▶ **Page and application data records**
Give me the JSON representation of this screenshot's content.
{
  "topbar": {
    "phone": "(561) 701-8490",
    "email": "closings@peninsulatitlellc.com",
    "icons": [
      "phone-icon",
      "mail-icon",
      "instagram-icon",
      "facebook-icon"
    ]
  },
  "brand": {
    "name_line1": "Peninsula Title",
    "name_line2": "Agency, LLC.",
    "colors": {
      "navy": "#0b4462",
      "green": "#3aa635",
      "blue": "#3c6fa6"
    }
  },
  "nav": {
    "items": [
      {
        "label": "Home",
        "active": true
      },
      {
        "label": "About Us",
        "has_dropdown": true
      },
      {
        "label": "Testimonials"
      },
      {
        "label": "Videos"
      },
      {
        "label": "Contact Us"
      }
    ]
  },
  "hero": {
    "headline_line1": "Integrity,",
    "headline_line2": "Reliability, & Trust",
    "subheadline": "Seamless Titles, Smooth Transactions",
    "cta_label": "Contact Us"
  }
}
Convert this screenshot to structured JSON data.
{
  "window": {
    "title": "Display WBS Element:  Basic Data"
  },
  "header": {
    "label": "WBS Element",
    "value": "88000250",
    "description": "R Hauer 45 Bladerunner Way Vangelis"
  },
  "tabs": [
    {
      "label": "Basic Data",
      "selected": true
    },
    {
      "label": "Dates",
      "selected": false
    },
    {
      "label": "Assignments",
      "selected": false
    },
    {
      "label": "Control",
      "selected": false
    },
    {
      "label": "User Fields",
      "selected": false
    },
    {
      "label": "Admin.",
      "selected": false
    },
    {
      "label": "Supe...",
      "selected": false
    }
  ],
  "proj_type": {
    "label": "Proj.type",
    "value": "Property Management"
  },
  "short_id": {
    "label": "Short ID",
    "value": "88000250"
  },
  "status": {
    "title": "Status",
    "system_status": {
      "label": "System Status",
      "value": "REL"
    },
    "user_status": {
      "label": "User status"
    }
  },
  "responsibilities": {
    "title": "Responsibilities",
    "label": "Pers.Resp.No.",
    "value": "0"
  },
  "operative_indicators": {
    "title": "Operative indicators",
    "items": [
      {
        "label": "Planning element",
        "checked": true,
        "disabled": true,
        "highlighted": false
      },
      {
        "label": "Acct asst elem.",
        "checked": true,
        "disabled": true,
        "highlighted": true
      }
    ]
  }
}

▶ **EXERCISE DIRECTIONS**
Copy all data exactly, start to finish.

▶ **ANSWER FOR THIS EXERCISE**
Give me the JSON representation of this screenshot's content.
{
  "topbar": {
    "phone": "(561) 701-8490",
    "email": "closings@peninsulatitlellc.com",
    "icons": [
      "phone-icon",
      "mail-icon",
      "instagram-icon",
      "facebook-icon"
    ]
  },
  "brand": {
    "name_line1": "Peninsula Title",
    "name_line2": "Agency, LLC.",
    "colors": {
      "navy": "#0b4462",
      "green": "#3aa635",
      "blue": "#3c6fa6"
    }
  },
  "nav": {
    "items": [
      {
        "label": "Home",
        "active": true
      },
      {
        "label": "About Us",
        "has_dropdown": true
      },
      {
        "label": "Testimonials"
      },
      {
        "label": "Videos"
      },
      {
        "label": "Contact Us"
      }
    ]
  },
  "hero": {
    "headline_line1": "Integrity,",
    "headline_line2": "Reliability, & Trust",
    "subheadline": "Seamless Titles, Smooth Transactions",
    "cta_label": "Contact Us"
  }
}
Convert this screenshot to structured JSON data.
{
  "window": {
    "title": "Display WBS Element:  Basic Data"
  },
  "header": {
    "label": "WBS Element",
    "value": "88000250",
    "description": "R Hauer 45 Bladerunner Way Vangelis"
  },
  "tabs": [
    {
      "label": "Basic Data",
      "selected": true
    },
    {
      "label": "Dates",
      "selected": false
    },
    {
      "label": "Assignments",
      "selected": false
    },
    {
      "label": "Control",
      "selected": false
    },
    {
      "label": "User Fields",
      "selected": false
    },
    {
      "label": "Admin.",
      "selected": false
    },
    {
      "label": "Supe...",
      "selected": false
    }
  ],
  "proj_type": {
    "label": "Proj.type",
    "value": "Property Management"
  },
  "short_id": {
    "label": "Short ID",
    "value": "88000250"
  },
  "status": {
    "title": "Status",
    "system_status": {
      "label": "System Status",
      "value": "REL"
    },
    "user_status": {
      "label": "User status"
    }
  },
  "responsibilities": {
    "title": "Responsibilities",
    "label": "Pers.Resp.No.",
    "value": "0"
  },
  "operative_indicators": {
    "title": "Operative indicators",
    "items": [
      {
        "label": "Planning element",
        "checked": true,
        "disabled": true,
        "highlighted": false
      },
      {
        "label": "Acct asst elem.",
        "checked": true,
        "disabled": true,
        "highlighted": true
      }
    ]
  }
}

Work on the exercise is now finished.